The cost of certain capital additions may be fully relieved by the ‘Annual Investment Allowance’ (AIA). This is where 100% of the cost of the capital expenditure is given as a deduction against the taxable profits. The business therefore gets full tax relief for the cost of the capital expenditure in the year that it buys it.

All businesses are eligible to claim AIA up to the maximum limit each accounting period. The limit has fluctuated over the years. It is currently £1 million, but due to reduce to only £200,000 from 1 April 2023. This will be the lowest value it has been for many years, so it is worth considering short term future capital expenditure and whether that should be brought forward and undertaken before April 2023.

AIA is available on most assets and is therefore the first type of Capital Allowance claimed each year. AIA is available on commercial vehicles, but is not available on cars.

AIA is not available on the cost of land or buildings, but it is available on items of ‘Integral Features’.

Super deduction 130% relief

This is a new concept introduced with effect from March 2021. It only applies to companies, and not to unincorporated partnerships or sole traders. Tax relief is given for 130% of the amount spent on brand new assets. So if the company spends £100 it gets a tax deduction for £130. This works out even better than getting a full write off for the cost. It should be given in priority to the AIA where it is available.

The super deduction is available on most assets, but again with the exception of cars. It is not available on second hand assets, nor on land & buildings.

Environmental equipment – energy/water saving: 100% write off

Where a business buys certain energy saving or water saving equipment then it is allowed Capital Allowances at 100%. This gives the business full write off for the cost of the equipment in the year of buying it. HMRC produce a list of the types of equipment that is regarded as energy saving /water saving and it is more widely drawn than you may expect.

This category of capital allowances includes fully electric cars.

It is tax effective to claim this allowance for electric cars, otherwise cars would just be eligible for the standard writing down allowance, which gives tax relief at a slower pace and spread out over many years.

Ordinary Capital Allowances – writing down allowances

For all remaining assets that did not qualify for the above types of allowances (perhaps because the cost exceeded the annual limits, or because they were assets that did not qualify (such as cars), or because they already held by the business) there are standard ‘writing down allowances’ (WDAs) available to claim tax relief.

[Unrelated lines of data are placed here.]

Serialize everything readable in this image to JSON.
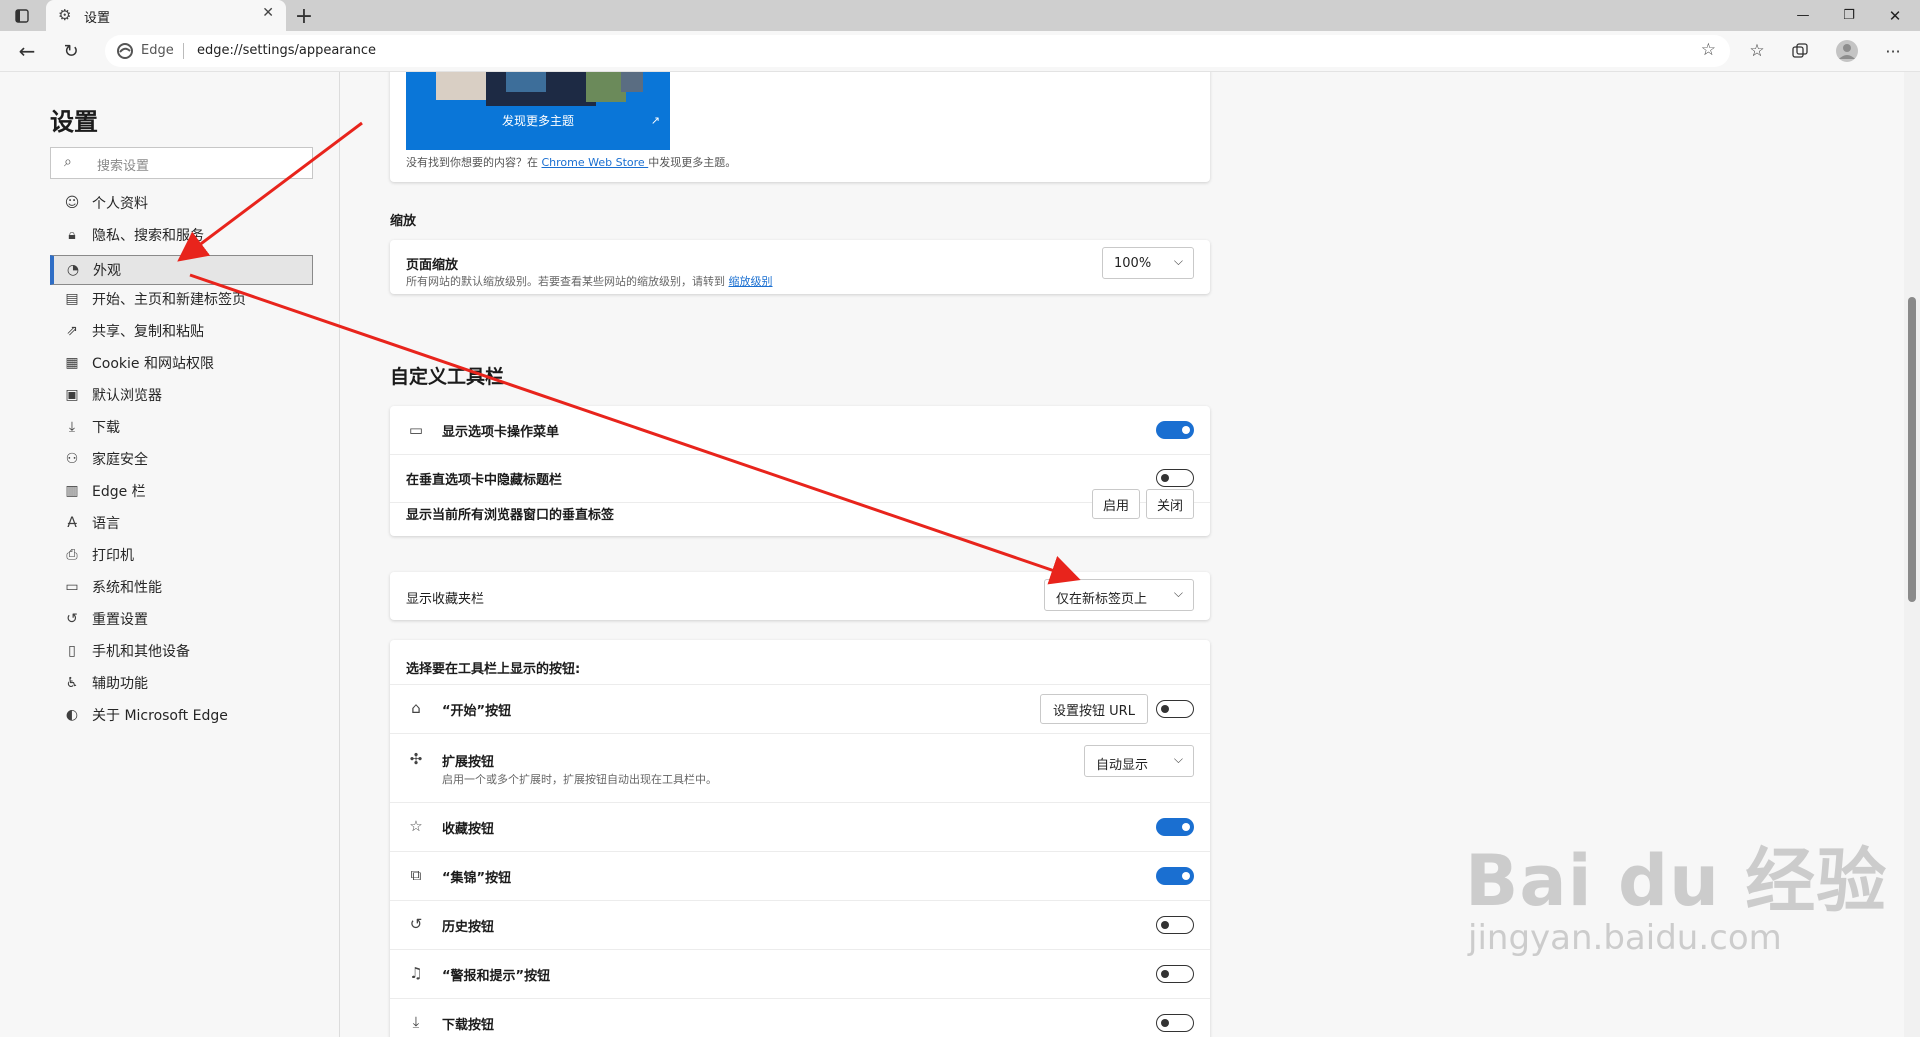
{
  "browser": {
    "tab_title": "设置",
    "brand_label": "Edge",
    "url": "edge://settings/appearance"
  },
  "sidebar": {
    "title": "设置",
    "search_placeholder": "搜索设置",
    "items": [
      {
        "label": "个人资料",
        "icon": "profile-icon"
      },
      {
        "label": "隐私、搜索和服务",
        "icon": "lock-icon"
      },
      {
        "label": "外观",
        "icon": "palette-icon",
        "active": true
      },
      {
        "label": "开始、主页和新建标签页",
        "icon": "home-tab-icon"
      },
      {
        "label": "共享、复制和粘贴",
        "icon": "share-icon"
      },
      {
        "label": "Cookie 和网站权限",
        "icon": "cookie-icon"
      },
      {
        "label": "默认浏览器",
        "icon": "browser-icon"
      },
      {
        "label": "下载",
        "icon": "download-icon"
      },
      {
        "label": "家庭安全",
        "icon": "family-icon"
      },
      {
        "label": "Edge 栏",
        "icon": "edge-bar-icon"
      },
      {
        "label": "语言",
        "icon": "language-icon"
      },
      {
        "label": "打印机",
        "icon": "printer-icon"
      },
      {
        "label": "系统和性能",
        "icon": "laptop-icon"
      },
      {
        "label": "重置设置",
        "icon": "reset-icon"
      },
      {
        "label": "手机和其他设备",
        "icon": "phone-icon"
      },
      {
        "label": "辅助功能",
        "icon": "accessibility-icon"
      },
      {
        "label": "关于 Microsoft Edge",
        "icon": "edge-logo-icon"
      }
    ]
  },
  "themes": {
    "discover_label": "发现更多主题",
    "note_before": "没有找到你想要的内容？在 ",
    "note_link": "Chrome Web Store ",
    "note_after": "中发现更多主题。"
  },
  "zoom": {
    "section_title": "缩放",
    "label": "页面缩放",
    "desc": "所有网站的默认缩放级别。若要查看某些网站的缩放级别，请转到 ",
    "desc_link": "缩放级别",
    "value": "100%"
  },
  "toolbar": {
    "title": "自定义工具栏",
    "tab_actions_menu": "显示选项卡操作菜单",
    "hide_title_bar": "在垂直选项卡中隐藏标题栏",
    "vertical_tabs": "显示当前所有浏览器窗口的垂直标签",
    "enable_label": "启用",
    "disable_label": "关闭",
    "favorites_bar_label": "显示收藏夹栏",
    "favorites_bar_value": "仅在新标签页上",
    "buttons_heading": "选择要在工具栏上显示的按钮:",
    "home_button": "“开始”按钮",
    "home_url_button": "设置按钮 URL",
    "extensions_button": "扩展按钮",
    "extensions_desc": "启用一个或多个扩展时，扩展按钮自动出现在工具栏中。",
    "extensions_value": "自动显示",
    "favorites_button": "收藏按钮",
    "collections_button": "“集锦”按钮",
    "history_button": "历史按钮",
    "alerts_button": "“警报和提示”按钮",
    "downloads_button": "下载按钮"
  },
  "toggles": {
    "tab_actions_menu": true,
    "hide_title_bar": false,
    "home_button": false,
    "favorites_button": true,
    "collections_button": true,
    "history_button": false,
    "alerts_button": false,
    "downloads_button": false
  },
  "watermark": {
    "line1": "Bai du 经验",
    "line2": "jingyan.baidu.com"
  },
  "colors": {
    "accent": "#1a6fd1",
    "annotation_arrow": "#e8241c"
  }
}
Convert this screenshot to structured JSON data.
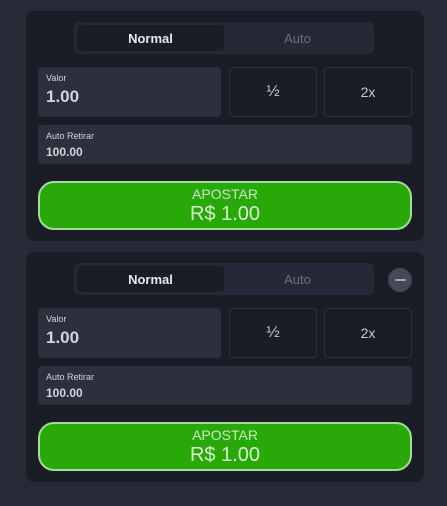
{
  "bet_panels": [
    {
      "tabs": {
        "normal": "Normal",
        "auto": "Auto"
      },
      "active_tab": "Normal",
      "amount_label": "Valor",
      "amount_value": "1.00",
      "half_label": "½",
      "double_label": "2x",
      "auto_cashout_label": "Auto Retirar",
      "auto_cashout_value": "100.00",
      "bet_label": "APOSTAR",
      "bet_amount": "R$ 1.00"
    },
    {
      "tabs": {
        "normal": "Normal",
        "auto": "Auto"
      },
      "active_tab": "Normal",
      "has_remove_button": true,
      "amount_label": "Valor",
      "amount_value": "1.00",
      "half_label": "½",
      "double_label": "2x",
      "auto_cashout_label": "Auto Retirar",
      "auto_cashout_value": "100.00",
      "bet_label": "APOSTAR",
      "bet_amount": "R$ 1.00"
    }
  ],
  "colors": {
    "page_bg": "#262a36",
    "panel_bg": "#1b1d26",
    "field_bg": "#2c2f3d",
    "bet_green": "#28a909",
    "bet_border": "#a6d99a"
  },
  "icons": {
    "remove": "minus-circle-icon"
  }
}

WDA’s  give tax relief slowly. The cost of the capital equipment is spread out over a number of years and the tax relief is only given on the slice that is relieved in each year. For most items this will be 18% of the value allowable as a deduction each year (on a reducing balance basis).  In theory this gives full tax relief, eventually, but it takes many years to achieve.

Additionally, certain items are only allowed 6% of the cost as a deduction each year (instead of the 18%). These types of items would typically be cars with higher CO2 emission figures or ‘Integral Features’ items within buildings. Any cars bought after April 2021 with CO2 over 50g/km are in this pool. This makes it very tax ineffective for businesses to buy cars with CO2 above 50g/km.

Integral Features

This is a relatively recent addition to the capital allowances regime. It includes work to buildings that historically would not have been eligible for any capital allowances at all, because it was historically seen to be part of the fabric of the building itself. Nowadays certain building improvement works can be regarded as ‘Integral Features’. This includes things such as a fire alarm system, plumbing system, electrical system, lifts, ventilation systems, etc.

Integral Features can get full write off under the AIA. This is subject to the annual cap of AIA (currently £1million). Any excess cost of Integral Features are relieved at the slower rate of 6% per year. (This is temporarily uplifted to 50% under the super deduction rules).

This is just a basic introduction to Capital Allowances. If you’d like to find out more please speak to an advisor at Ellis & Co Accountants on 01244 343504.